### INPUT FOR THIS TASK

——

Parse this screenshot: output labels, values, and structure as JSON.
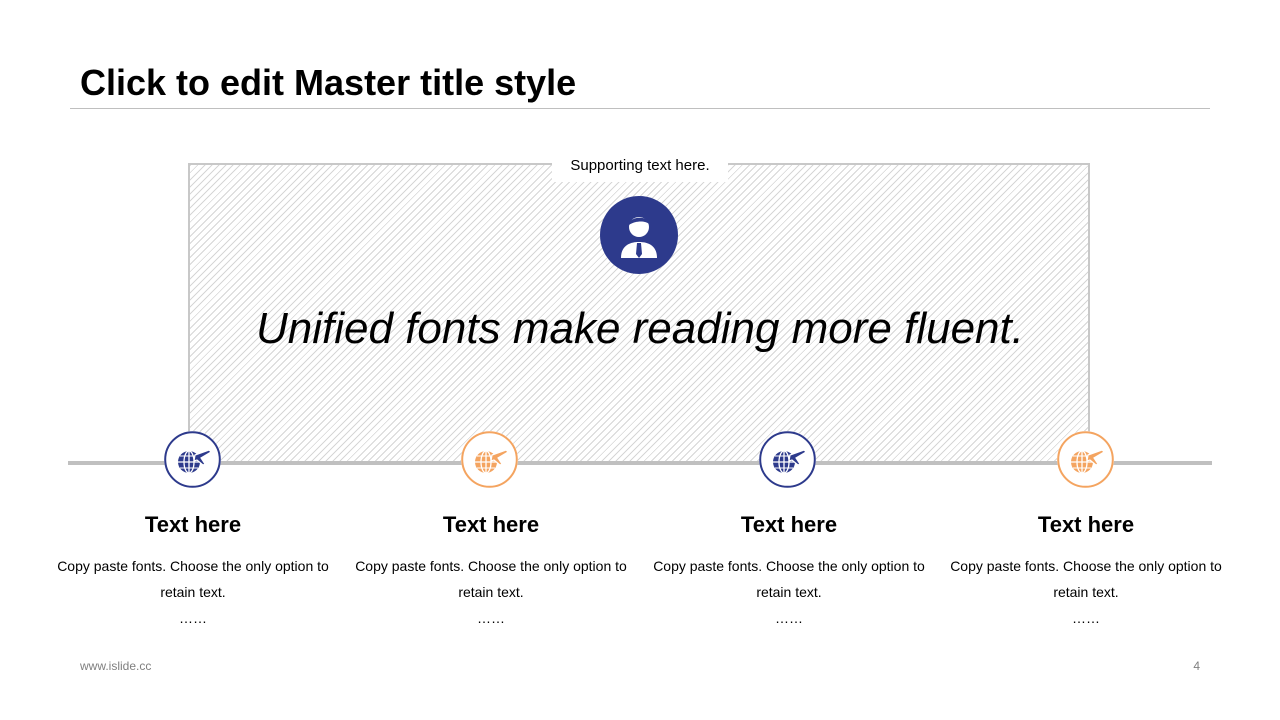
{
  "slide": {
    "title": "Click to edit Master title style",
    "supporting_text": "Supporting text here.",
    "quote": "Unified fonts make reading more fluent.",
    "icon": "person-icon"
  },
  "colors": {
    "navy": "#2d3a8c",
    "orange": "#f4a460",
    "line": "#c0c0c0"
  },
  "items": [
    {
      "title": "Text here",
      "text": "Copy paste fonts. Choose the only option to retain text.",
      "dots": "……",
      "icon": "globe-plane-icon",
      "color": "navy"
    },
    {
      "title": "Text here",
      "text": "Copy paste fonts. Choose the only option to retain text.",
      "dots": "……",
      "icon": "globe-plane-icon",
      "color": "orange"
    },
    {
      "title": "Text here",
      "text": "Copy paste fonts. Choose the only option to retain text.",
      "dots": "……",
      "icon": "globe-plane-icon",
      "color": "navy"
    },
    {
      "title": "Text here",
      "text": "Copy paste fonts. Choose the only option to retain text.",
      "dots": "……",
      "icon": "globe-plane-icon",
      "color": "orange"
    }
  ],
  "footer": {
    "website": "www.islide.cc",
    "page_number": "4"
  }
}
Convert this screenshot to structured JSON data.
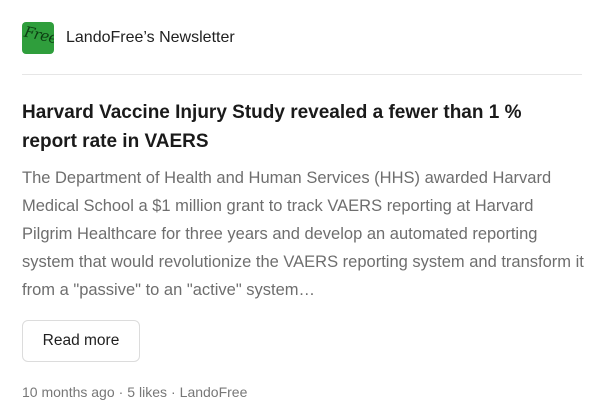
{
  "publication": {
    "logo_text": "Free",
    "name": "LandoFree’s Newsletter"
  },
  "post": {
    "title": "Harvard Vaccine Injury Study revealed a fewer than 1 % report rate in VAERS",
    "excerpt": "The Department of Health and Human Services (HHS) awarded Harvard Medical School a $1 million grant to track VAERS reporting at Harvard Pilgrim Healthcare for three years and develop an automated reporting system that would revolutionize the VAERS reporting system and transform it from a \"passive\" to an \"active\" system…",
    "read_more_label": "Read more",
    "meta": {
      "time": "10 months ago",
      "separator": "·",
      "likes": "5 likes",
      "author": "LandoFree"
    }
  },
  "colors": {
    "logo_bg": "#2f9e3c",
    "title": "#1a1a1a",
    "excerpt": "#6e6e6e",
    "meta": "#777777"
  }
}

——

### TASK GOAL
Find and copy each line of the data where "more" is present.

### FINISHED EXERCISE
    "quote": "Unified fonts make reading more fluent.",
    "read_more_label": "Read more",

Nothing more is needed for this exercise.